Chapter Six

Spies, Lies and Low Life    


In New York in neutral America war fever was in the air, despite the fact that the United States had no intention of joining in. Expatriates from both sides in the conflict were rallying, albeit from a distance, to their country's cause. There was a big German community in New York and the German Secret Service was trying hard to band them together to go back home and fight.

The job was taken by an attache to the German Embassy, Captain Franz von Papen, a man who was to survive both world wars and the Nuremburg trials, before dying at home in bed in 1969.  A contemporary report of the day said:  “The German Secret Service in America gathered together  German reservists who had been peaceful farmers, shopkeepers or waiters, all over the United States, were mobilized for service, and paraded through Battery Park in New York shouting "Deutschland, Deutschland uber alles !" to the strains of the Austrian hymn, while they waited for Papen's orders from a building nearby, and picked quarrels with a counter procession of Frenchmen screaming the immortal "Marseillaise."

Up in his office sat the attache, summoning, assigning, despatching his men on missions that were designed to terrorize America as the spiked helmets were terrorizing Belgium at that moment.”

In the turmoil, the German Embassy came up with a plan to speed reservists, wanting to fightn back to the fatherland.

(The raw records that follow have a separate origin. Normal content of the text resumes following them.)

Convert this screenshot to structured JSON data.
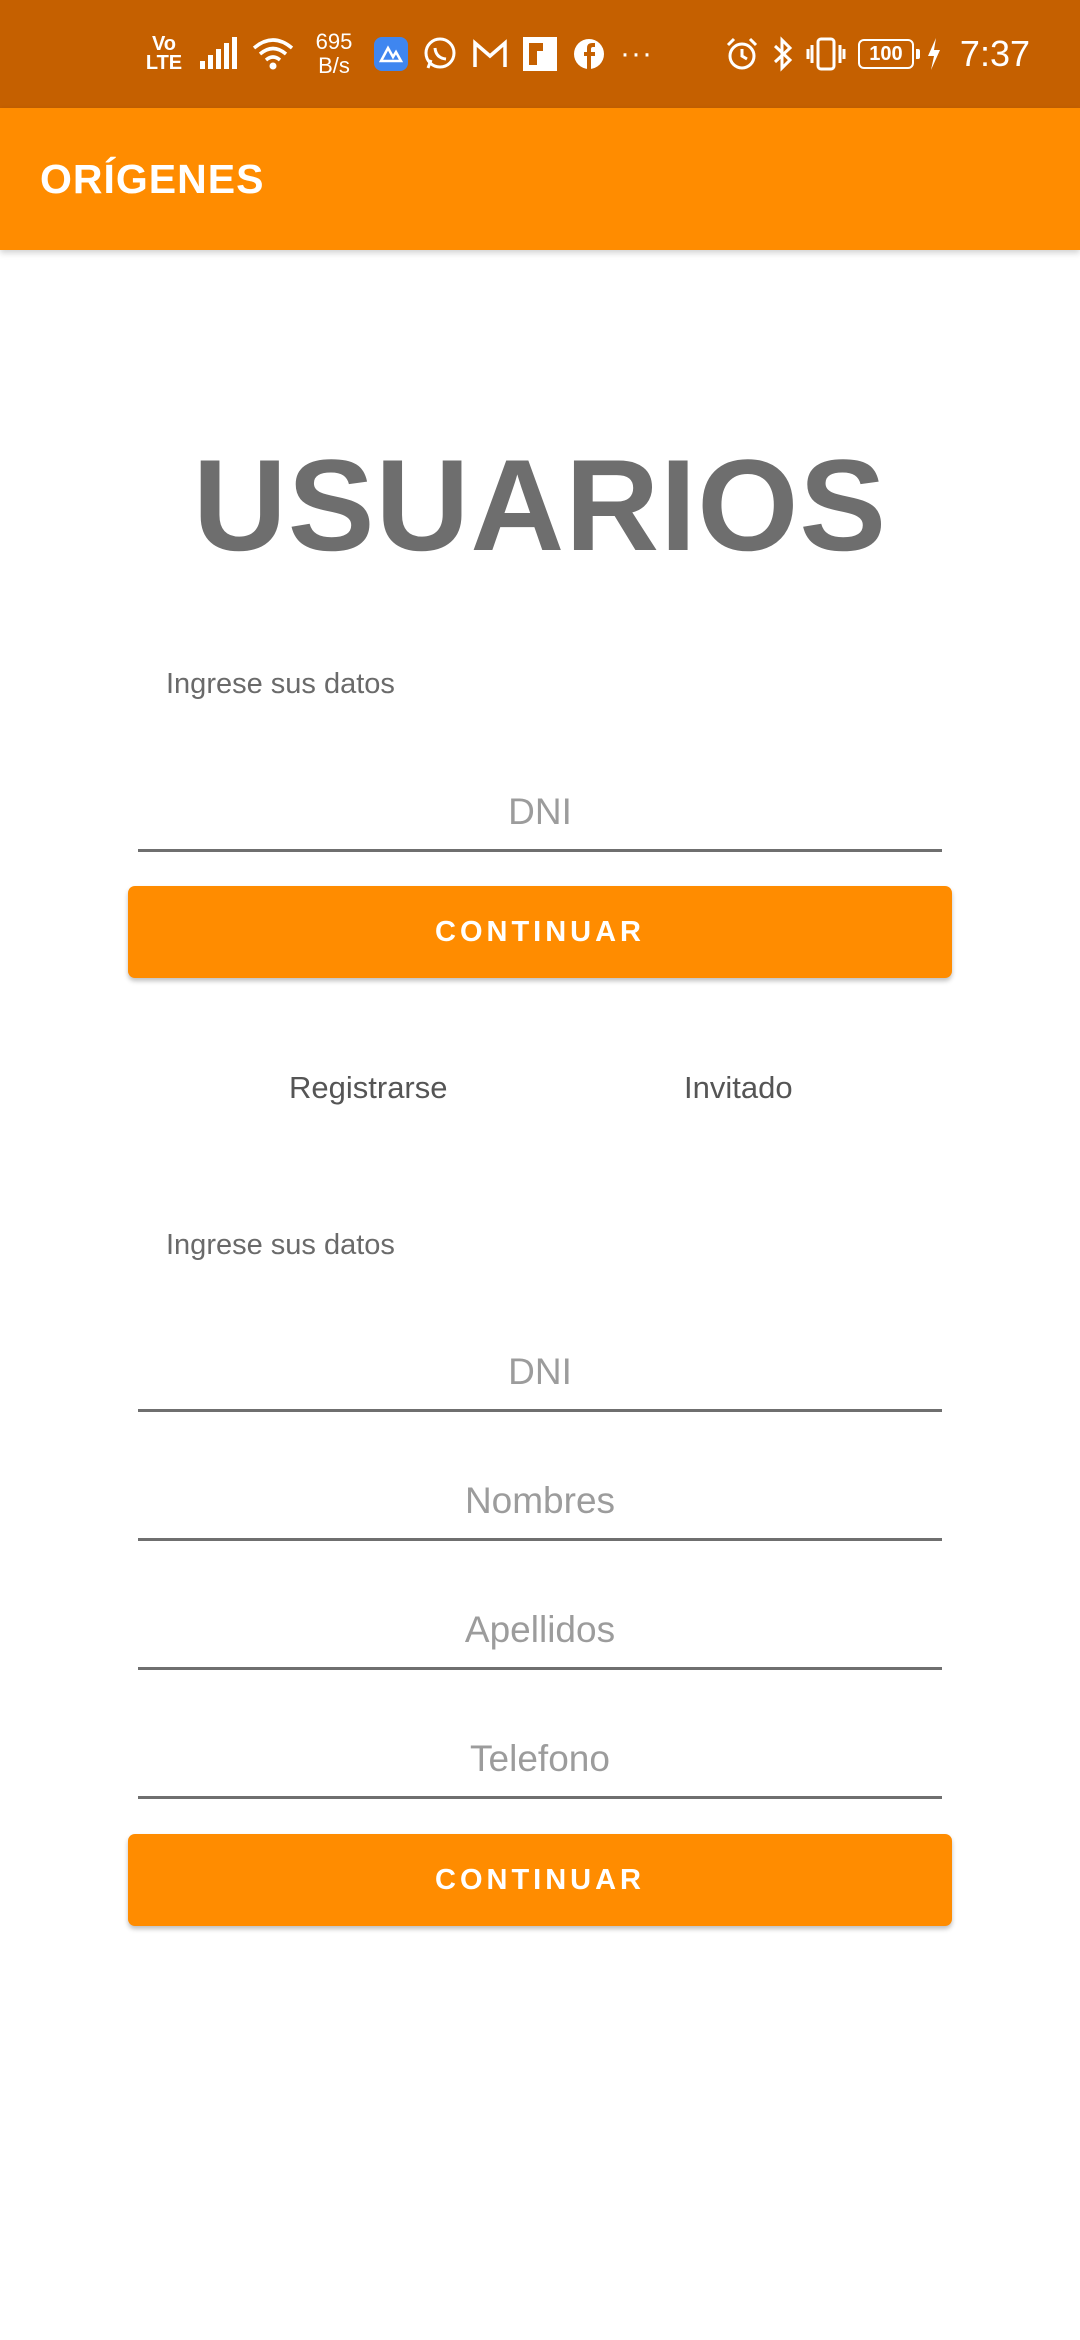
{
  "status_bar": {
    "volte_top": "Vo",
    "volte_bottom": "LTE",
    "net_speed_value": "695",
    "net_speed_unit": "B/s",
    "notification_icons": [
      "signal-icon",
      "wifi-icon",
      "app-icon",
      "whatsapp-icon",
      "gmail-icon",
      "app-tile-icon",
      "facebook-icon"
    ],
    "more_notifications": "···",
    "battery_level": "100",
    "time": "7:37",
    "bg_color": "#c56000"
  },
  "app_bar": {
    "title": "ORÍGENES",
    "bg_color": "#ff8c00"
  },
  "main": {
    "heading": "USUARIOS"
  },
  "login": {
    "prompt": "Ingrese sus datos",
    "dni_placeholder": "DNI",
    "continue_label": "CONTINUAR"
  },
  "links": {
    "register": "Registrarse",
    "guest": "Invitado"
  },
  "register_form": {
    "prompt": "Ingrese sus datos",
    "dni_placeholder": "DNI",
    "names_placeholder": "Nombres",
    "surnames_placeholder": "Apellidos",
    "phone_placeholder": "Telefono",
    "continue_label": "CONTINUAR"
  }
}
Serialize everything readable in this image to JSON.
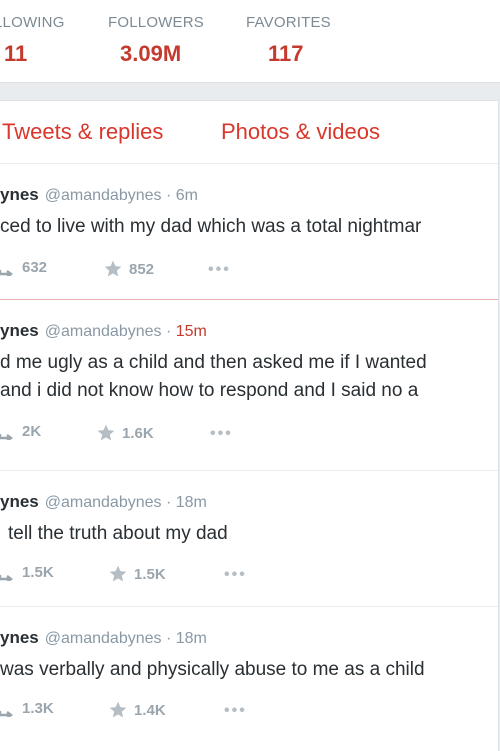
{
  "stats": [
    {
      "label": "LLOWING",
      "value": "11"
    },
    {
      "label": "FOLLOWERS",
      "value": "3.09M"
    },
    {
      "label": "FAVORITES",
      "value": "117"
    }
  ],
  "tabs": [
    {
      "label": "Tweets & replies"
    },
    {
      "label": "Photos & videos"
    }
  ],
  "tweets": [
    {
      "name": "ynes",
      "handle": "@amandabynes",
      "time": "6m",
      "lines": [
        "ced to live with my dad which was a total nightmar"
      ],
      "retweets": "632",
      "favorites": "852",
      "more": "•••"
    },
    {
      "name": "ynes",
      "handle": "@amandabynes",
      "time": "15m",
      "lines": [
        "d me ugly as a child and then asked me if I wanted",
        "and i did not know how to respond and I said no a"
      ],
      "retweets": "2K",
      "favorites": "1.6K",
      "more": "•••"
    },
    {
      "name": "ynes",
      "handle": "@amandabynes",
      "time": "18m",
      "lines": [
        "tell the truth about my dad"
      ],
      "retweets": "1.5K",
      "favorites": "1.5K",
      "more": "•••"
    },
    {
      "name": "ynes",
      "handle": "@amandabynes",
      "time": "18m",
      "lines": [
        "was verbally and physically abuse to me as a child"
      ],
      "retweets": "1.3K",
      "favorites": "1.4K",
      "more": "•••"
    }
  ],
  "colors": {
    "accent": "#d9362c",
    "stat_value": "#c53a2e",
    "muted": "#8899a6"
  }
}
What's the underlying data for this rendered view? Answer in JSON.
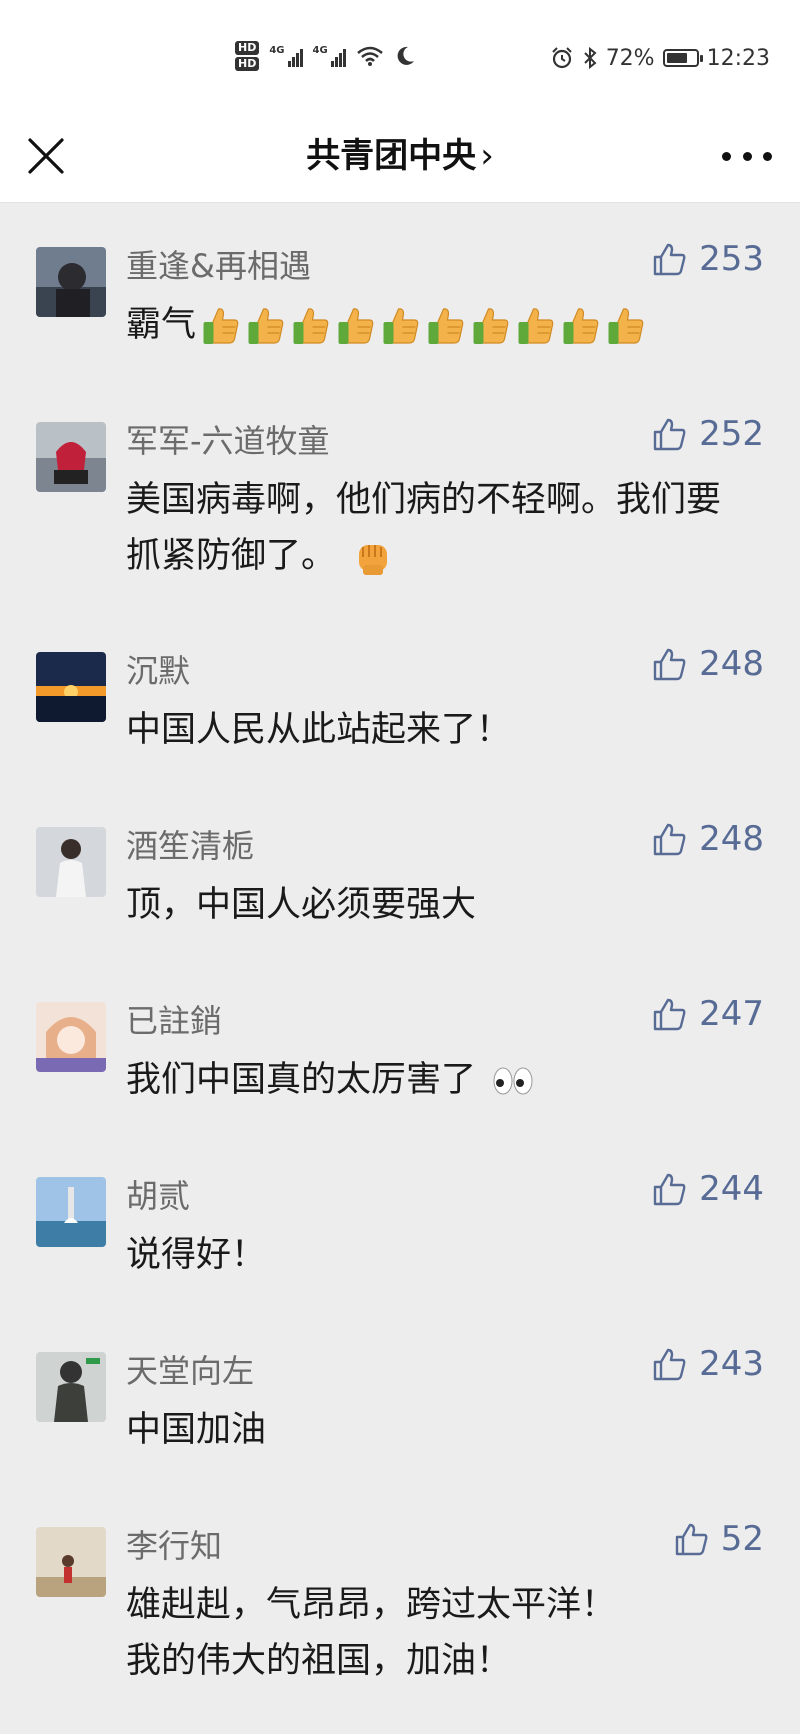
{
  "status": {
    "hd1": "HD",
    "hd2": "HD",
    "sig1": "4G",
    "sig2": "4G",
    "battery_percent": "72%",
    "battery_level": 0.72,
    "time": "12:23",
    "icons": [
      "alarm-icon",
      "bluetooth-icon",
      "wifi-icon",
      "moon-icon"
    ]
  },
  "header": {
    "title": "共青团中央",
    "chevron": "›"
  },
  "comments": [
    {
      "name": "重逢&再相遇",
      "likes": "253",
      "text": "霸气",
      "emoji": "thumbs-up-icon",
      "emoji_count": 10
    },
    {
      "name": "军军-六道牧童",
      "likes": "252",
      "text": "美国病毒啊，他们病的不轻啊。我们要抓紧防御了。",
      "emoji": "raised-fist-icon"
    },
    {
      "name": "沉默",
      "likes": "248",
      "text": "中国人民从此站起来了！"
    },
    {
      "name": "酒笙清栀",
      "likes": "248",
      "text": "顶，中国人必须要强大"
    },
    {
      "name": "已註銷",
      "likes": "247",
      "text": "我们中国真的太厉害了",
      "emoji": "eyes-icon"
    },
    {
      "name": "胡贰",
      "likes": "244",
      "text": "说得好！"
    },
    {
      "name": "天堂向左",
      "likes": "243",
      "text": "中国加油"
    },
    {
      "name": "李行知",
      "likes": "52",
      "text": "雄赳赳，气昂昂，跨过太平洋！我的伟大的祖国，加油！"
    }
  ],
  "colors": {
    "like_blue": "#576b95",
    "name_gray": "#6b6b6b",
    "background": "#ededed"
  }
}
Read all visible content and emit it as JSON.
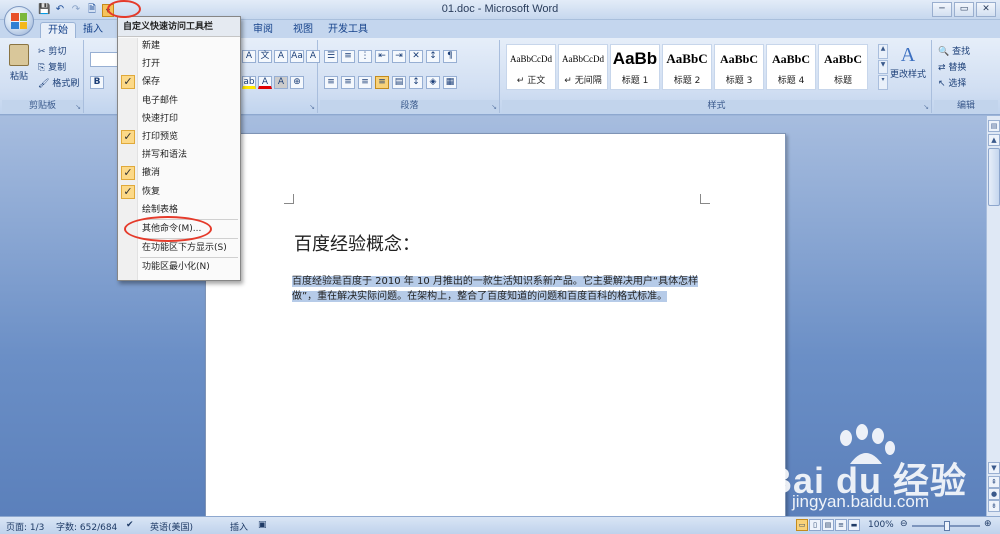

It knew that it was going to be tough to slip past Jack and the might of the Royal Navy with German passports. This is a passage from The German Secret Service in America 1914-18: “Throughout August, 1914, it was comparatively easy for Germans in America who wished to respond to the call of the Fatherland to leave American shores. A number of circumstances tended swiftly to make it more hazardous. The British were in no mind to permit an influx of reservists to Germany while they could blockade Germany.

The cordon tightened, and soon every merchant ship was stopped at sea by a British patrol and searched for German suspects. German spies here took refuge in the protection afforded by an American passport. False pass- ports were issued by the State Department in considerable quantities during the early weeks of war issued unwittingly, of course, for the false Passports applicant in most cases underwent no more than the customary peacetime examination.

Each additional precaution taken by the Government placed a new obstacle in the way of unlimited supply of passports. The Goltz method was easy enough, but it soon became impossible to employ it. The necessity for sending news, The German Secret Service in America through to Berlin by courier was increasingly urgent and it devolved upon Captain von Papen to systematize the supply of passports.

The military attache in November selected Lieutenant Hans Adam von Wedell, who had already made a trip as courier to Berlin for his friend, Count von Bernstorff. Von Wedell was married to a German baroness. He had been a newspaper reporter in New York, and later a lawyer. He opened an office in Bridge Street, New York, and began to send out emissaries to sailors on interned German liners, and to their friends in Hoboken, directing them to apply for passports. He sent others to the haunts of tramps on the lower East Side, to the Mills Hotel, and other gathering places of the down-and-outs, offering ten, fifteen or twenty dollars to men who would apply for and deliver passports. And he bought them!

Von Wedell was to spend many months living it up in New York and gathering false passports. Little did he know he was to share the same fate as a 16-year-old Worcestershire boy who was risking his life on the rough, freezing seas on the other side of the world.


written by Chris Bishop